Year-round weed control for Fuchs
Bob Fuchs doesn’t wait until spring to begin combating weeds.
“Actually, my weed control starts in the fall,” the Olfen, Texas, farmer says. He grows cotton, grain sorghum and wheat, and runs a cow-calf operation at times, but notes cotton is “our No. 1 cash crop.”
To get a jump on weeds, he uses a burndown herbicide in the fall. In February, he will then apply 2,4-D plus Roundup or a generic glyphosate herbicide in the late winter for henbit, horseweed (aka marestail) and other early weeds.
Horseweed is important to control at that time of year while it is in the rosette stage. Otherwise, horseweed can get extremely tall and tough in a very short time.
• Bob Fuchs doesn’t wait for spring to start his weed control.
• Fuchs stays after weeds in fall, late winter, spring and summer.
• Today’s tech and machinery let him control weeds better.
During cotton planting, Fuchs will go in with another shot of glyphosate. Then during an average growing season, he will opt for two postemergent treatments with glyphosate over the top.
Fuchs grows stacked-gene varieties with the Roundup Ready Flex trait for weeds and Bt for worms.

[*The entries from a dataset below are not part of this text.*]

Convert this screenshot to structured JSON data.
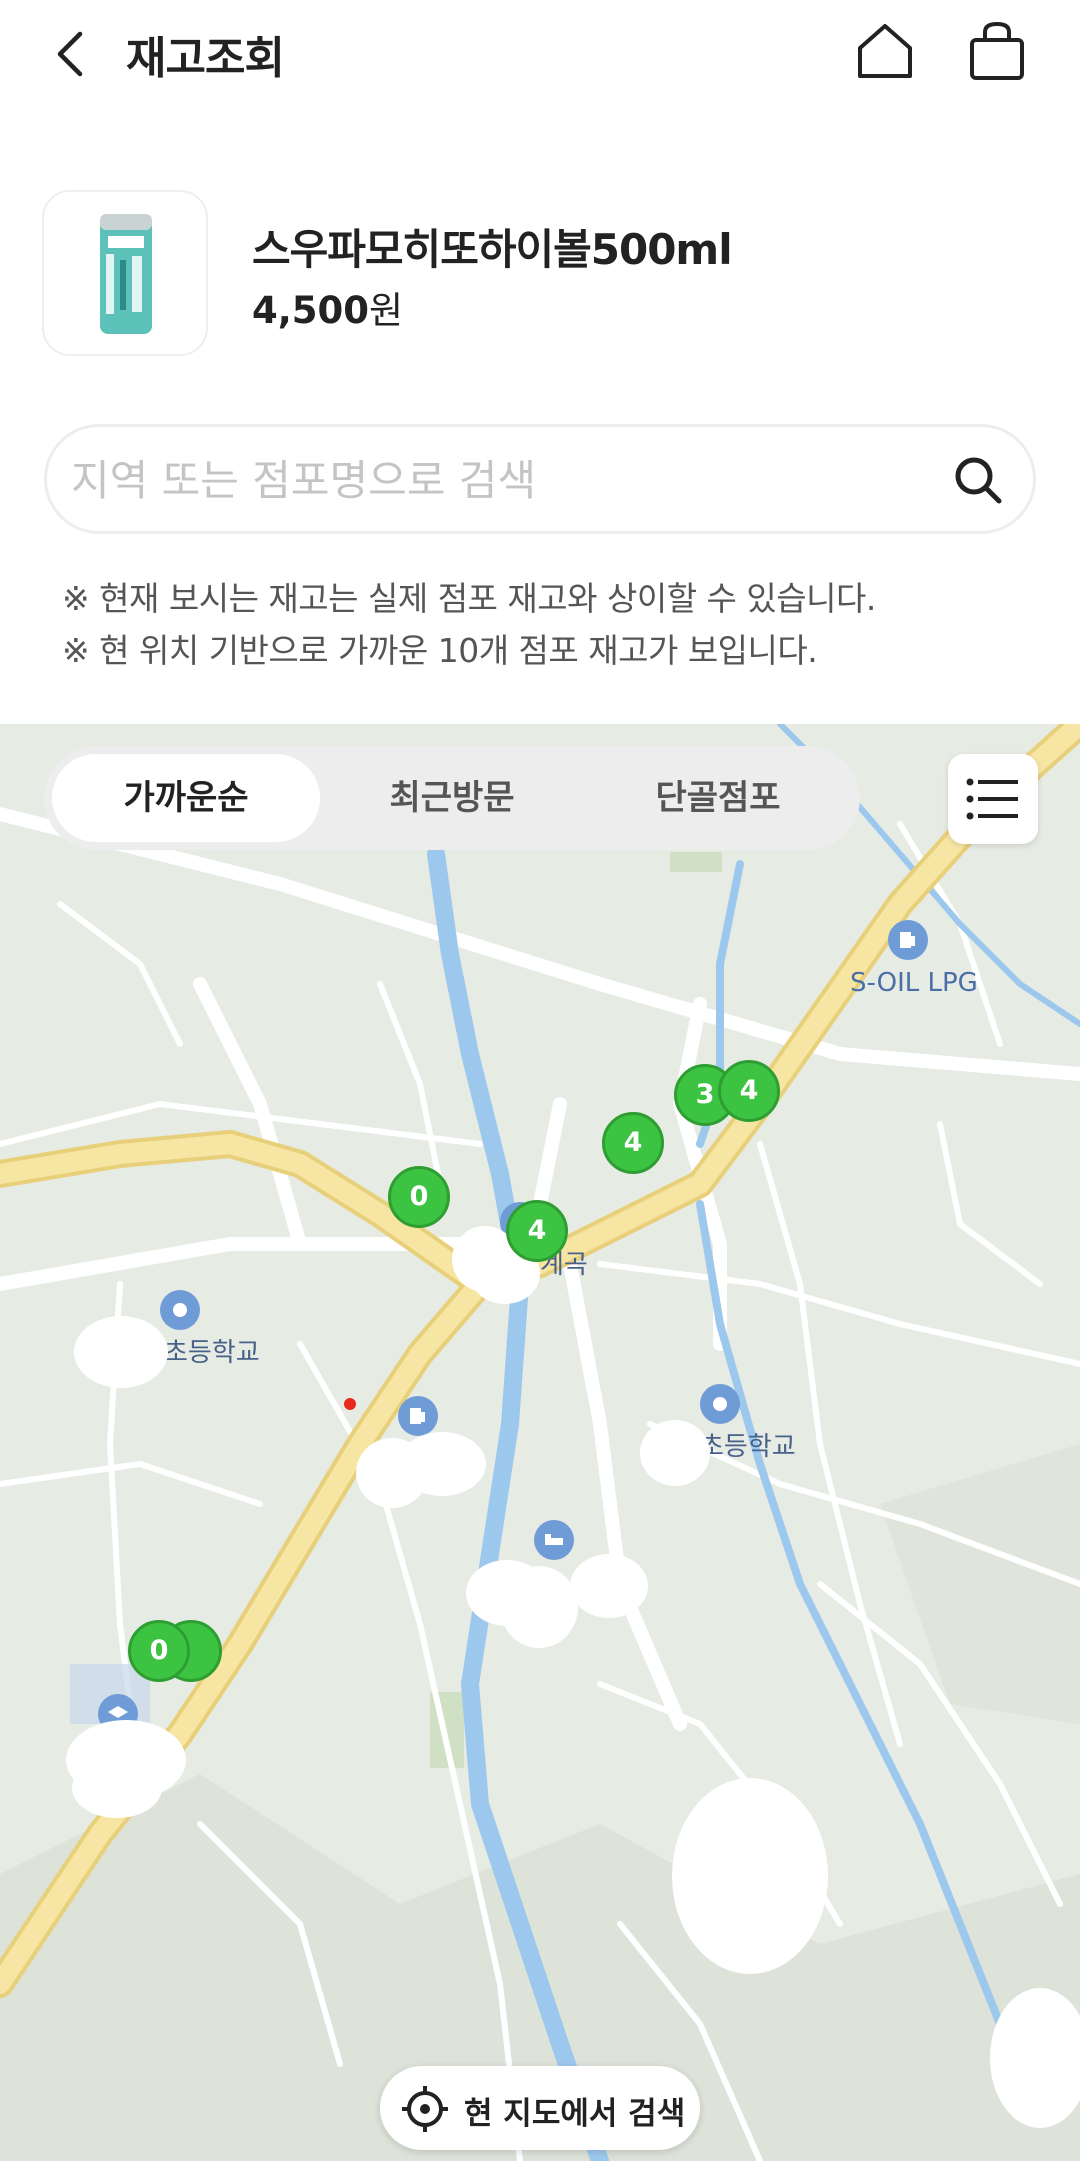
{
  "header": {
    "title": "재고조회"
  },
  "product": {
    "name": "스우파모히또하이볼500ml",
    "price": "4,500",
    "price_unit": "원"
  },
  "search": {
    "placeholder": "지역 또는 점포명으로 검색"
  },
  "notices": [
    "※ 현재 보시는 재고는 실제 점포 재고와 상이할 수 있습니다.",
    "※ 현 위치 기반으로 가까운 10개 점포 재고가 보입니다."
  ],
  "tabs": [
    {
      "label": "가까운순",
      "active": true
    },
    {
      "label": "최근방문",
      "active": false
    },
    {
      "label": "단골점포",
      "active": false
    }
  ],
  "map": {
    "markers": [
      "3",
      "4",
      "4",
      "0",
      "4",
      "0"
    ],
    "labels": {
      "lpg": "S-OIL LPG",
      "school1": "초등학교",
      "school2": "초등학교",
      "area": "계곡"
    },
    "search_button": "현 지도에서 검색"
  },
  "colors": {
    "marker": "#3cc341",
    "road": "#f6e19a",
    "river": "#9dc8ee"
  }
}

That weed management approach should get him back to fall cotton harvest season, when he may use some Gramoxone Inteon as a defoliant or as a desiccant to clean up more weeds.
So weed control for Fuchs is during fall, late February, spring planting, in-season and back to fall again. Sometimes he will spray for weeds when the cotton is small, as today’s technology and machinery will let him do that.
Fuchs uses a John Deere MaxEmerge eight-row planter for planting cottonseed. He plants in 40-inch rows, running an eight-in-and-one-out row pattern. That skip lets him go in during the growing season with a four-wheeler and scout for insects.
Fuchs credits his brother, entomologist Tom Fuchs, and Mandy England, a former Integrated Pest Management coordinator, for educating him on the importance of eradicating the boll weevil. The Southern Rolling Plains zone subsequently was the first zone to eradicate the boll weevil in Texas.
“They made a huge difference in farmers realizing what was going on,” Bob Fuchs says. Farmers realized that the enormous damage by the weevil could be stopped, he adds.
“Then Bt cotton arrived, and that gave us growers worm control,” Fuchs says.
That leaves aphids and fleahoppers to watch in cotton during the early growing season, but even then, Fuchs doesn’t rush to treat. He’s against what he calls “automatic treatments” by the calendar.
“I’m real cautious to even treat for aphids or fleahoppers in early season because I’m so protective of beneficial insects,” Fuchs allows. “Lots of times, beneficials will take care of aphids.”
Fuchs says it behooves growers to know the insect thresholds that would justify making a treatment. “Know your threshold, or you may be taking out a lot of your beneficials and not be doing any good,” he says.
Fuchs even goes light with any seed treatments for grain sorghum to help preserve beneficial insect numbers.
For Fuchs, weed control is a far greater concern, especially following the historic 2011 Texas drought, when an enormous amount of hay was shipped into Texas from all over the country. He remembers hay shipments introducing the iron weed into Texas during the 1960s.
“I’m really concerned about [new] weeds that may have come into this country with all the hay that was shipped to Texas,” Fuchs allows. “There’s no telling what kind of weed seed were in the hay, especially that harvested along the highways.”
When Fuchs sees a load of johnsongrass hay roll down the roads along the borders of Fuchs Farms, he’s quick to spray ditches.
Fuchs just doesn’t like weeds.
SPICE UP WOODSHED: Bob and Puggy Fuchs decorated the old woodshed at the 106-year-old family farm, which added some nice color to the Olfen, Texas, homeplace.
RESIDUE resource: Bob Fuchs is a big believer in minimum tillage and leaving residue on the soil. That and an intensive weed management program are part of his overall good stewardship on the farm.
This article published in the May, 2012 edition of THE FARMER-STOCKMAN.
All rights reserved. Copyright Farm Progress Cos. 2012.